Change was forced inexorably upon the Fates when Arch decided to leave the band in 1987 to focus on raising a family and other career endeavors. Enter 20-year-old singer Ray Alder from San Antonio, Texas, who possessed a profoundly wicked vocal range. Arguably, Alder lacked the distinctly beautiful tone of Arch, but he was a pure, high-pitched belter in the tradition of Geoff Tate or Halford at his most piercing. Alder’s raw vocal talent would help lift No Exit to among the top of 1988’s crowded best-album heap. The vocalist change also coincided with a subtle shift in musical direction for this new album. Fates Warning maintained their core progressive/power metal sound; yet the arrangements became even more complex, the rhythm guitar tone thrashier, the general tempos faster, and the overall attitude of the album was angrier and uber-aggressive. Lyrically, the poetic, mythical themes from the previous albums were abandoned in favor of real-life darkness: social disarray, desperation, religious corruption, depression, hopelessness, etc. Did I mention the lyrics are rather depressing? But as a 19-year-old college kid, who was dealing with some tough times when I first heard the album in the mid ‘90s, Matheos’ and guitarist Frank Aresti’s lyrics struck a particularly healing chord.
Add Alder’s stratospheric vocals to these other extreme elements, and we have one magnificent whirling dervish of a masterpiece on No Exit. For the truth is that no matter how fast the tempos get, or consistently high-pitched the vocals are, or how odd the juxtaposition of riffs and time signatures, the melodies always ring true. This is one hell of a melodic, infectious, and downright fun blast of speed metal. In fact, by the time the last melancholic acoustic guitar notes of “The Ivory Gate of Dreams” fade, the listener is left panting and wanting more; that’s more glorious hyper-melodious solos and neo-classical harmonies, more uber-precise and galloping thrash rhythms, more blazing speed, more ear-drum-breaking shrieks, and more emotionally-draining moments of catharsis.
With the opening galloping triplets and ripping leads of “Anarchy Divine,” No Exit is off and running. This is a particularly blistering and speedy tune, with Alder shrieking to the bloody heavens, “Save me, someone’s come to change me/Mislead, delusions color real/black and white, they’ll never paint me/never see until you feel.” “Silent Cries” begins with a whirlwind of crunchy eighth notes, but it actually is a moody and dynamic tune that is as beautiful as it is exhilarating. Darkness reigns supreme on the slow, acoustic-based “In a Word,” which finds the narrator crying forth in desperation, “How much more can I take? And how much more ‘til I break?” “Shades of Heavenly Death,” by contrast, is a wicked juggernaut of technical and complex thrash riffing. Just try to keep your neck vertebrae intact after that one.

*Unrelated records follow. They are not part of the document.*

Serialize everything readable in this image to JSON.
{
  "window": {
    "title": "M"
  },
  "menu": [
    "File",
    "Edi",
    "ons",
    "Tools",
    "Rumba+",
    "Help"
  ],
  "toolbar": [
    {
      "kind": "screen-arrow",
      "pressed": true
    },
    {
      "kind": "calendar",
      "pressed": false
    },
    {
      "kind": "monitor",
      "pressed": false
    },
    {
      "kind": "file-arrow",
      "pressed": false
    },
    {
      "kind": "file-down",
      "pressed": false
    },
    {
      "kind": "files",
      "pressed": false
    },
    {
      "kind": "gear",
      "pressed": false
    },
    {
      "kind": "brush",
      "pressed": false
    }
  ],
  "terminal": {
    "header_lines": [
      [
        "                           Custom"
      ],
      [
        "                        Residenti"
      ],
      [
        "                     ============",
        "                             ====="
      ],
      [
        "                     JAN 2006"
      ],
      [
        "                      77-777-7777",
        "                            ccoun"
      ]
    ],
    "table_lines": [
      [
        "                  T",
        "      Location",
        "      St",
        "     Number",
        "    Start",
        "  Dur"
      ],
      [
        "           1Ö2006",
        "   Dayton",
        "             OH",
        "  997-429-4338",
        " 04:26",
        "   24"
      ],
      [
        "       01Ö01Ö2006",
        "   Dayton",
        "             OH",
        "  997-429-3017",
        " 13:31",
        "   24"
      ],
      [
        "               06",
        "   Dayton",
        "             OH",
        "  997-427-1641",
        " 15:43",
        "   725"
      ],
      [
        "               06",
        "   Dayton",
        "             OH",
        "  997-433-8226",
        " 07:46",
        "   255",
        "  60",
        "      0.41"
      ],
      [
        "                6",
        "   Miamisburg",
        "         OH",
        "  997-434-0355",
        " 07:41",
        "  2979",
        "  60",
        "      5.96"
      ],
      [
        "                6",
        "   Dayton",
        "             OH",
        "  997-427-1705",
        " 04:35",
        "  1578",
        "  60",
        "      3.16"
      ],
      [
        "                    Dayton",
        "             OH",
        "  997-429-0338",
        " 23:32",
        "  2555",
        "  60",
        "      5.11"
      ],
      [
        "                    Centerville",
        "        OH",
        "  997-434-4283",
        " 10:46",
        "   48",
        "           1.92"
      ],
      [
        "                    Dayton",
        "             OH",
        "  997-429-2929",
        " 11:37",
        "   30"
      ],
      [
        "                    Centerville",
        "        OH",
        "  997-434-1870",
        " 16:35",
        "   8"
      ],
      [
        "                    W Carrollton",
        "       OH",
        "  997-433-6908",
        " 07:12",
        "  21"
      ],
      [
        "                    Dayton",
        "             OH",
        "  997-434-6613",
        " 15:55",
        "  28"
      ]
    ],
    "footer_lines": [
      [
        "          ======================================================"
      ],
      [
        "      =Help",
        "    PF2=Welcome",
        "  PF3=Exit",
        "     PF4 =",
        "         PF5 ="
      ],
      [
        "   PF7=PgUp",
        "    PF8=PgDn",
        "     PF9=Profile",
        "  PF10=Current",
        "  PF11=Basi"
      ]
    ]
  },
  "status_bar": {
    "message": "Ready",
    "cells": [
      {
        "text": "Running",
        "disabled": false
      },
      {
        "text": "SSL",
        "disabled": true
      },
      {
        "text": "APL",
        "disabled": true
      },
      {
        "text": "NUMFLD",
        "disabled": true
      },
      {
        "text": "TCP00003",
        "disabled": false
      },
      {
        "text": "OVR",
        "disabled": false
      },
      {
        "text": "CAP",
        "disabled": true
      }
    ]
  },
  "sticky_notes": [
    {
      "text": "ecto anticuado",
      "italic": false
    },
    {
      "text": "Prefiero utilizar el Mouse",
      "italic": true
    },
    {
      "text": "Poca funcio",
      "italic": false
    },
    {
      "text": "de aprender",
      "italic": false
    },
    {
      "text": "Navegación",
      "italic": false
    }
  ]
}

Finally, No Exit closes with the inimitable concept suite, “The Ivory Gate of Dreams.” This eight-part, 22-minute-long musical ode to crushed life dreams is more dynamic and gorgeous than one could ever accurately put into words. It’s really best to just listen to the song. This devastating story of the “daylight dreamers,” who seek temporary solace from their waking sorrows through the sanctuary of sleep, embodies all the best qualities that No Exit, and great metal, delivers. When I had the extreme fortune of seeing Fates Warning perform “IV. Quietus” from this suite last fall, I could barely contain my emotion.
And that, said Forrest Gump, is all I have to say about that.
--Review by Jonathan Kollnot